This week at SCOTUS: The cert. petition in Sterling was denied on June 5, 2017 (noted here). I’m not aware of any other military justice developments at the Supreme Court, where I’m tracking four cases:

This week at CAAF: CAAF has completed its oral argument calendar for the term. A detailed list of this term’s cases is available on our October 2016 Term Page.

This week at the ACCA: The Army CCA will hear oral argument in one case this week, on Thursday, June 15, 2017:

United States v. Schelmetty, No. 20150488

[I]. Whether the military judge’s military rule of evidence 412 ruling was error that prevented appellant from presenting evidence of consent and constitutionally required evidence.

[II]. Whether the military judge erred by preventing the defense from introducing the remaining portions of appellant’s statements.

This week at the AFCCA: The next scheduled oral argument at the Air Force CCA is on June 20, 2017. According to the CCA’s docket, the argument will be a closed hearing.

This week at the CGCCA: The Coast Guard CCA’s oral argument schedule shows no scheduled oral arguments.

This week at the NMCCA: The Navy-Marine Corps CCA will hear oral argument in United States v. Hutchins,  No. 200800393, on Wednesday, June 14, 2017, at 10 a.m.

In United States v. Hutchins, 72 M.J. 294 (C.A.A.F. Jun. 26, 2013) (CAAFlog case page), CAAF found that the Naval Criminal Investigative Service (NCIS) unlawfully re-initiated communications with Hutchins after he requested an attorney, leading to a confession that was erroneously admitted at trial, and the court reversed convictions for a false official statement, unpremeditated murder, and larceny, in connection with a 2006 kidnap-murder conspiracy in Iraq that is colloquially known as the Hamdania incident. The Government was denied reconsideration by CAAF and ultimately did not seek certiorari.

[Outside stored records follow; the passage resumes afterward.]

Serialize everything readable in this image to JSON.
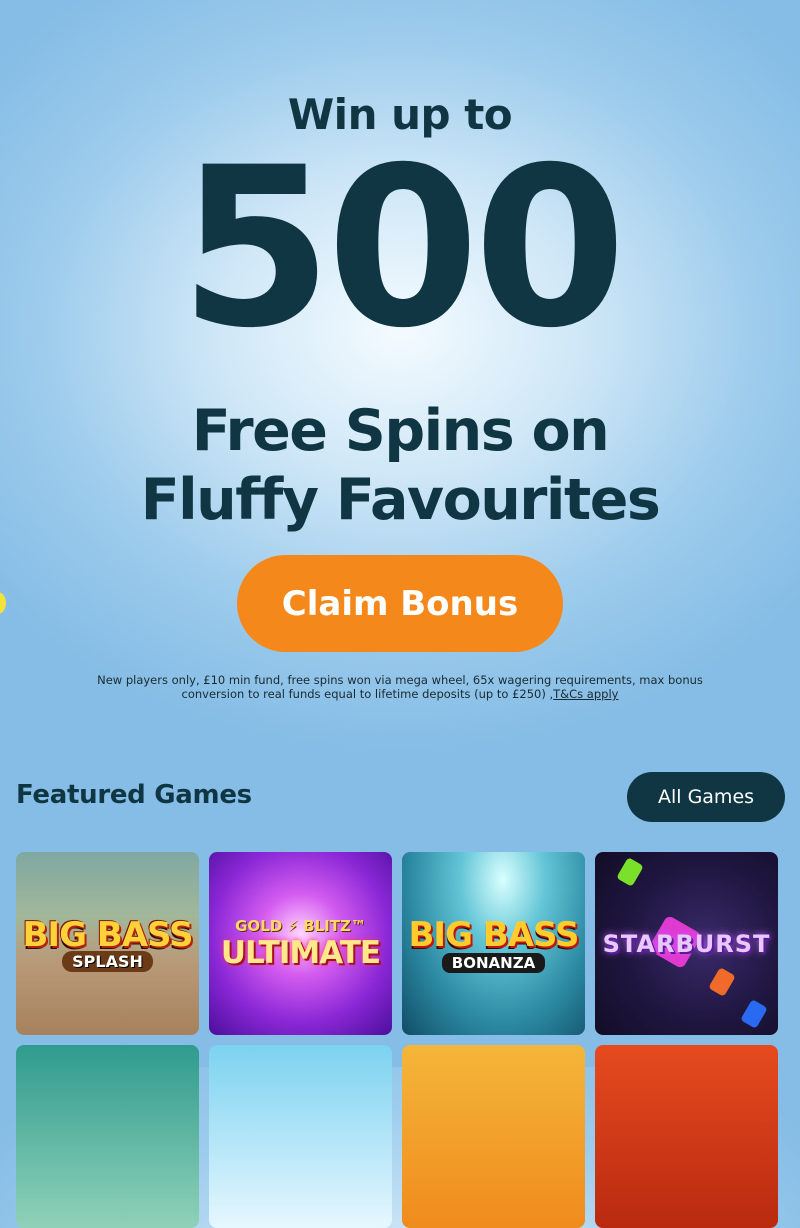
{
  "hero": {
    "win_up": "Win up to",
    "number": "500",
    "line1": "Free Spins on",
    "line2": "Fluffy Favourites",
    "claim_button": "Claim Bonus",
    "terms_text": "New players only, £10 min fund, free spins won via mega wheel, 65x wagering requirements, max bonus conversion to real funds equal to lifetime deposits (up to £250) ,",
    "terms_link": "T&Cs apply"
  },
  "featured": {
    "title": "Featured Games",
    "all_games_button": "All Games",
    "games": [
      {
        "line1": "BIG BASS",
        "line2": "SPLASH"
      },
      {
        "line1": "GOLD ⚡ BLITZ™",
        "line2": "ULTIMATE"
      },
      {
        "line1": "BIG BASS",
        "line2": "BONANZA"
      },
      {
        "line1": "STARBURST"
      }
    ]
  },
  "colors": {
    "accent_orange": "#f5881b",
    "dark_teal": "#0f3642",
    "background_blue": "#86bde6"
  }
}
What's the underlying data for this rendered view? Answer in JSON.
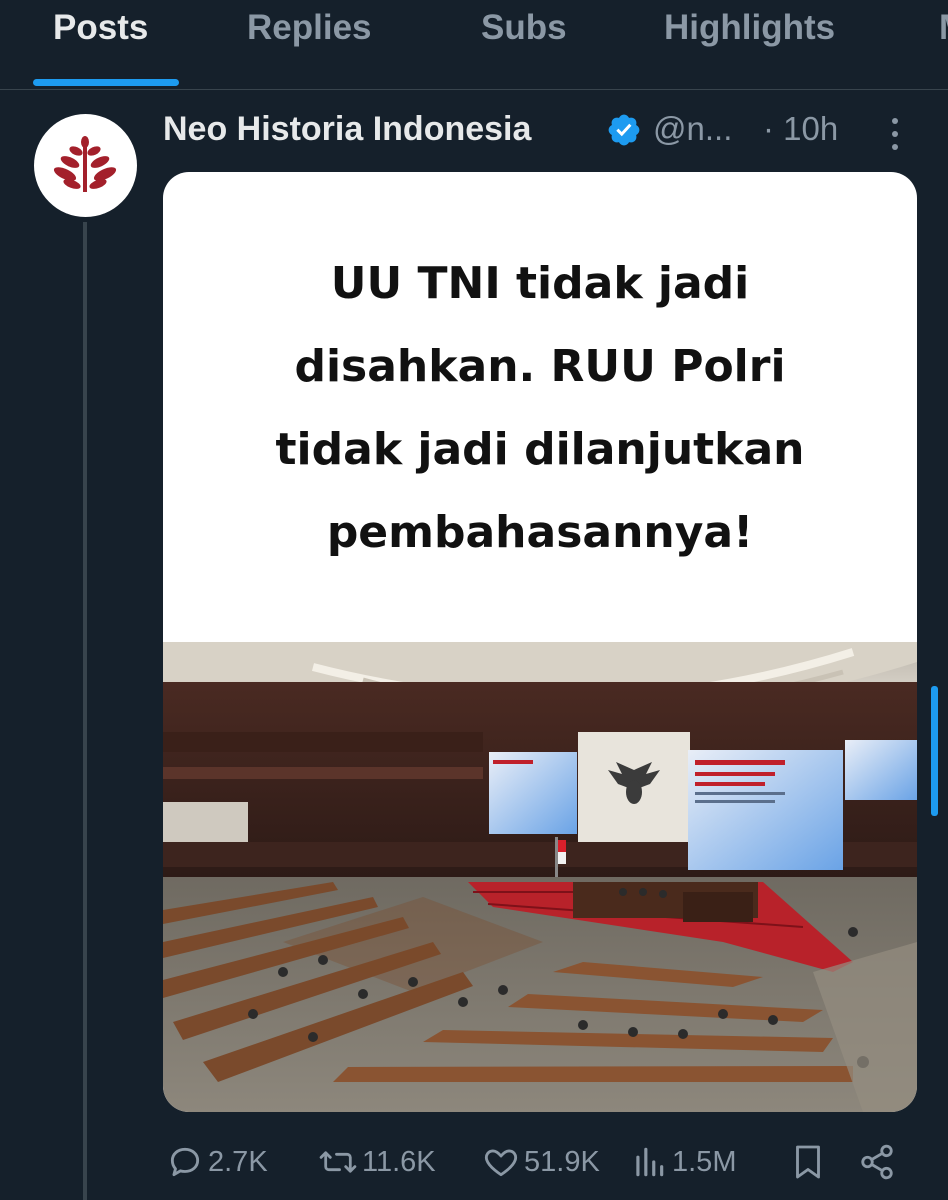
{
  "tabs": [
    {
      "label": "Posts",
      "active": true
    },
    {
      "label": "Replies",
      "active": false
    },
    {
      "label": "Subs",
      "active": false
    },
    {
      "label": "Highlights",
      "active": false
    },
    {
      "label": "M",
      "active": false
    }
  ],
  "post": {
    "author_name": "Neo Historia Indonesia",
    "verified": true,
    "handle": "@n...",
    "time": "· 10h",
    "image_text": [
      "UU TNI tidak jadi",
      "disahkan. RUU Polri",
      "tidak jadi dilanjutkan",
      "pembahasannya!"
    ],
    "actions": {
      "replies": "2.7K",
      "reposts": "11.6K",
      "likes": "51.9K",
      "views": "1.5M"
    }
  },
  "colors": {
    "background": "#15202b",
    "accent": "#1d9bf0",
    "muted_text": "#8b98a5",
    "logo_red": "#a3202b"
  },
  "icons": {
    "avatar": "leaf-logo-icon",
    "verified": "verified-badge-icon",
    "more": "more-vertical-icon",
    "reply": "reply-icon",
    "repost": "repost-icon",
    "like": "heart-icon",
    "views": "views-icon",
    "bookmark": "bookmark-icon",
    "share": "share-icon"
  }
}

Hutchins was retried and was convicted again (CAAFlog news page). That court-martial is now pending appellate review:

Case Summary:
A panel of officer and enlisted members sitting as a general court-martial convicted the appellant, contrary to his pleas, of one specification of conspiracy, one specification of false official statement, one specification of unpremeditated murder, and one specification of larceny in violation of Articles 81, 107, 118, and 121, UCMJ, 10 U.S.C. §§ 881, 907, 918, 921 (2006). The members sentenced the appellant to confinement for fifteen years, reduction to pay grade E-1, a reprimand, and a dishonorable discharge. The convening authority approved the findings and sentence as adjudged and, with the exception of the reprimand and all confinement in excess of 11 years, ordered the sentence executed.

I. Whether the military judge erred when he denied the defense motion to suppress evidence of conduct for which appellant had been acquitted at his first trial.

II. Whether the military judge erred when he admitted former testimony where the declarants were not unavailable and there was no similar motive for cross examination.

III. Whether the findings and sentence must be set aside and dismissed with prejudice due to unlawful command influence from the Secretary of the Navy

One Response to “This Week in Military Justice – June 12, 2017”

  1. Babu says:

    Re: Hutchins, NMCCA’s listed case summary is from the first trial.  At the retrial he was also NG to 107, confinement was time served (~6.5 years), discharge was a BCD vice DD, and there was no reduction.